◆ Work instruction
Extract from the listing each line in which the word "values" appears.

•••

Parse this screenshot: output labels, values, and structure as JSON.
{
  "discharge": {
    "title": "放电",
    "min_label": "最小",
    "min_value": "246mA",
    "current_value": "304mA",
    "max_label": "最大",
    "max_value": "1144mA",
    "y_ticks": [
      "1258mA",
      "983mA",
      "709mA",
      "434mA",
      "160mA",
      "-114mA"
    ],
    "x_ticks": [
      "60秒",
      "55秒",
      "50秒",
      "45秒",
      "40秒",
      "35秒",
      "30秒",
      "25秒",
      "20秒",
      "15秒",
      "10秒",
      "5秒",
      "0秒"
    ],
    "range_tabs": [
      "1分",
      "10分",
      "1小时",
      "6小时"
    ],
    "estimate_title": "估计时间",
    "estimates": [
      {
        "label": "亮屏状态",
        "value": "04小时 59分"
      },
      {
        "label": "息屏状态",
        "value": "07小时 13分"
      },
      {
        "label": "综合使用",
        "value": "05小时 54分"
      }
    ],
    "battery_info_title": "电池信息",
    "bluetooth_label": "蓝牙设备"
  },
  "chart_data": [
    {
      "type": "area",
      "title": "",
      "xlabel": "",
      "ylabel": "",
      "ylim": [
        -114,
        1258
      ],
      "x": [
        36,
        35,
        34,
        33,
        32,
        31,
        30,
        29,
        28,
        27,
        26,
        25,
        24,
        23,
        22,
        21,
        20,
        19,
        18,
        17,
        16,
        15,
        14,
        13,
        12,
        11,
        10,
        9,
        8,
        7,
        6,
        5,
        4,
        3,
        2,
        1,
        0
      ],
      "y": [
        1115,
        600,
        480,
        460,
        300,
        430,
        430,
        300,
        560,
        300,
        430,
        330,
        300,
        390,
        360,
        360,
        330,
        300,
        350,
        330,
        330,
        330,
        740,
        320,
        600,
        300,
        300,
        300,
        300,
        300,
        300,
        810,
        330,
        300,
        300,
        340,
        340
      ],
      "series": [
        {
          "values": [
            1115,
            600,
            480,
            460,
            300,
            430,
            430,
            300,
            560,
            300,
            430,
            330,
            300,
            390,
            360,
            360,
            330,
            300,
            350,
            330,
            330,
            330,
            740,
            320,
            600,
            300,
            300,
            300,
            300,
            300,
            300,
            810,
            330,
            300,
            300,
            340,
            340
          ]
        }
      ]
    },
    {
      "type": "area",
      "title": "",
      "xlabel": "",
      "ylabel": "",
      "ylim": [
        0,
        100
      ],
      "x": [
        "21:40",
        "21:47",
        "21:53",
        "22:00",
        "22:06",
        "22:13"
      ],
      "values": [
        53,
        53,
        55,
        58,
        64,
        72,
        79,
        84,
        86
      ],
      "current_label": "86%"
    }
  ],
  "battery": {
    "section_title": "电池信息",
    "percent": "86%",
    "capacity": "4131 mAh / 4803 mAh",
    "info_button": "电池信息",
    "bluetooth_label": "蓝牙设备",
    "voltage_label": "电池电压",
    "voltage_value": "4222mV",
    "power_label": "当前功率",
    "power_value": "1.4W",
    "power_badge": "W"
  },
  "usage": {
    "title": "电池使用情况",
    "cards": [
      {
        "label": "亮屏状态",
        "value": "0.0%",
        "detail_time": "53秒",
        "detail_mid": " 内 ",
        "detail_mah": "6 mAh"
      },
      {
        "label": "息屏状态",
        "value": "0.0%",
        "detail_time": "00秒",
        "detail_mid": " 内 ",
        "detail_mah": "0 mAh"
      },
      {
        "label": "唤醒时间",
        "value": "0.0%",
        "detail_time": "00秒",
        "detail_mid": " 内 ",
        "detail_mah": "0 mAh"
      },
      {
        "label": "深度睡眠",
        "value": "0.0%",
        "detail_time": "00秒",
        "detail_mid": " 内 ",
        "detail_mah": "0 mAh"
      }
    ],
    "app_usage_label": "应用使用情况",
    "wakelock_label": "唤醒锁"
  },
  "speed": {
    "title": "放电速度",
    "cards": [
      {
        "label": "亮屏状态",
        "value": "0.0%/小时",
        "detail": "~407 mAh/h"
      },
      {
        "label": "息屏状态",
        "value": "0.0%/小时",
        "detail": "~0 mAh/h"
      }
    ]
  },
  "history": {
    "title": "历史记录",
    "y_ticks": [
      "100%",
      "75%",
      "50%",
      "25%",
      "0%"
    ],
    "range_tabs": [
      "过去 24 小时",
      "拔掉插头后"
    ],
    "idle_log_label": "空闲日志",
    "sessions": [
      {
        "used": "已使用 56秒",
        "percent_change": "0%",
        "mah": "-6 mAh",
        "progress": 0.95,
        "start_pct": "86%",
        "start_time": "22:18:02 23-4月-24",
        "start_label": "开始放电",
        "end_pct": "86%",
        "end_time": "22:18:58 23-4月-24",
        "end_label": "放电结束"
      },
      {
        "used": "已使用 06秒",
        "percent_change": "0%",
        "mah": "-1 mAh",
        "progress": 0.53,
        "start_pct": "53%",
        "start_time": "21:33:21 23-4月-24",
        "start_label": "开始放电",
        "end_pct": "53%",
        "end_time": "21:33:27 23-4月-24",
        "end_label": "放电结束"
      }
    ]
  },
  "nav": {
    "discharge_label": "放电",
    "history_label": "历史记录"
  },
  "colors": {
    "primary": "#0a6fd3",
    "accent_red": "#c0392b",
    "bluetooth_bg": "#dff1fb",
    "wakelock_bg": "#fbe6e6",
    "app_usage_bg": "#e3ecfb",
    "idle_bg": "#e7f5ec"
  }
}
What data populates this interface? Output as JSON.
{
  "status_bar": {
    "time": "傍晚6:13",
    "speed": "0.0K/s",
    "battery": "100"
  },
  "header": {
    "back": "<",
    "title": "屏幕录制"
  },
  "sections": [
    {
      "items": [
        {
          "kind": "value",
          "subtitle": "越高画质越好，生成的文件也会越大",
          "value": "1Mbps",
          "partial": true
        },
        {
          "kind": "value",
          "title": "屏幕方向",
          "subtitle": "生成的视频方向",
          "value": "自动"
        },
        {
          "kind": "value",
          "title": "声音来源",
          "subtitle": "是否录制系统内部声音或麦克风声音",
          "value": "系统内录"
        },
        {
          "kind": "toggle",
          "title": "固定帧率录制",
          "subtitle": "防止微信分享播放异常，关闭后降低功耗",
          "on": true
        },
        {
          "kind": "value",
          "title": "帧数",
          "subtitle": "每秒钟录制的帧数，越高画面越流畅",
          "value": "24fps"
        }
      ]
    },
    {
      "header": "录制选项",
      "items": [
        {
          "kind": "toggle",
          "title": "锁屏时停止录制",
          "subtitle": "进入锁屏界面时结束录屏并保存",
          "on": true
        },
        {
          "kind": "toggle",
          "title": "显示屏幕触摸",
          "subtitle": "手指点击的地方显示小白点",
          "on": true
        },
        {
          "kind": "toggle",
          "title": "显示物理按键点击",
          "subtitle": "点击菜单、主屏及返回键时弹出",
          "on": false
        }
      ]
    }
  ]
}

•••

◆ Response area
Parse this screenshot: output labels, values, and structure as JSON.
          "values": [
      "values": [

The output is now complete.